Dean of the College of Visual & Performing Arts
Noel Zahler, DMA
Noel Zahler began his role as dean of the College of Visual and Performing Arts on September 1, 2016. Prior to coming to Texas Tech, Zahler was dean of the College of Arts, Communication and Design at Long Island University (LIU). He was head of the School of Music at Carnegie Mellon University for four years and University of Minnesota for three years. He spent 20 years at Connecticut College, ending his career there as the Sylvia Pasternak Marx Professor of Music.
While at LIU, Zahler increased recruitment among international students, authored articulation agreements with institutions in Norway, Saudi Arabia, Italy, China and others and created a Summer High School Honors Institute residency program for prospective students. He also worked with other colleges on campus, including the School of Health Professions and Nursing and the College of Management, to create collaborative programs.
He trained as a classical guitarist and also plays, but does not perform on, the piano. His compositions, which are mostly in the post-modernist style, are for instrumental, vocal and electronic media. He has composed music for a variety of instruments and groups as well as interactive dance music, a virtual reality soundscape, a documentary, a number of computer animated videos and a chamber opera. In addition to writing and recording, Zahler created original software for musicians, including Score Follow, which follows a live performer and provides automatic accompaniment or spatialization as prescribed by the composer.
Zahler holds bachelor's and master's degrees from City University of New York's Queens College, a master of fine arts degree from Princeton University and a doctor of musical arts from Columbia University as well as a Certificato di Perfezionamento from L'Accademia Musicale Chigiana in Siena, Italy. He also has studied at The Juilliard School.

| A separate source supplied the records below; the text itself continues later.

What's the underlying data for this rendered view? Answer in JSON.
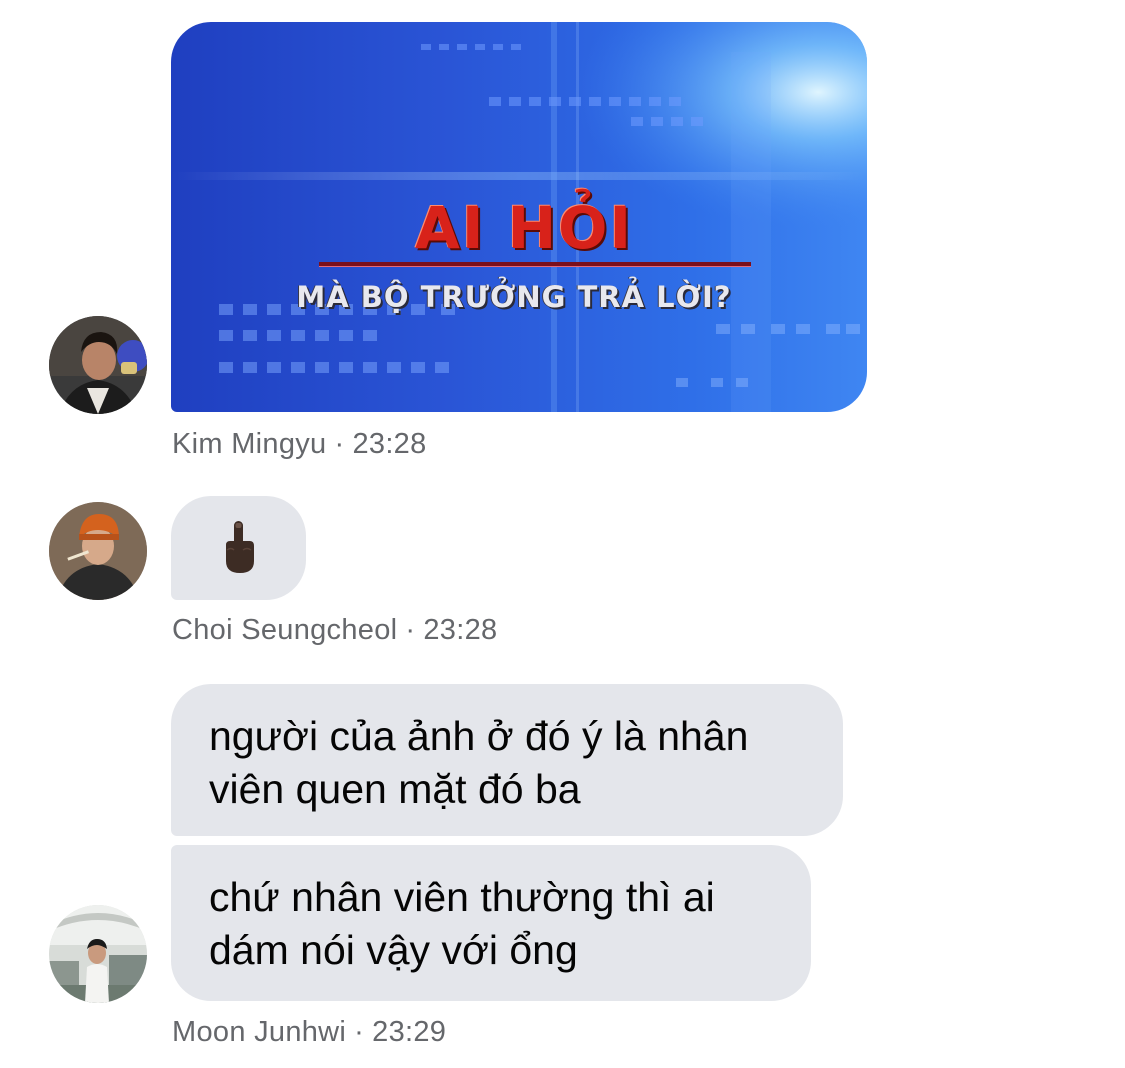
{
  "messages": [
    {
      "sender": "Kim Mingyu",
      "time": "23:28",
      "type": "image",
      "image": {
        "title": "AI HỎI",
        "subtitle": "MÀ BỘ TRƯỞNG TRẢ LỜI?"
      }
    },
    {
      "sender": "Choi Seungcheol",
      "time": "23:28",
      "type": "emoji",
      "emoji": "middle-finger-dark-skin-tone"
    },
    {
      "sender": "Moon Junhwi",
      "time": "23:29",
      "type": "text",
      "lines": [
        "người của ảnh ở đó ý là nhân\nviên quen mặt đó ba",
        "chứ nhân viên thường thì ai\ndám nói vậy với ổng"
      ]
    }
  ],
  "separator": "·",
  "colors": {
    "bubble": "#e4e6eb",
    "meta_text": "#65676b",
    "message_text": "#050505",
    "image_bg": "#2a55d6",
    "title_red": "#d8221a"
  }
}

He is the recipient of numerous awards and prizes, including a National Endowment for the Arts Consortium Commission, a Fulbright/Hayes Fellowship and an Aaron Copland Foundation Grant. Zahler has received funding from the National Science Foundation, the Howard Hughes Medical Institute, and the Italian National Research Council.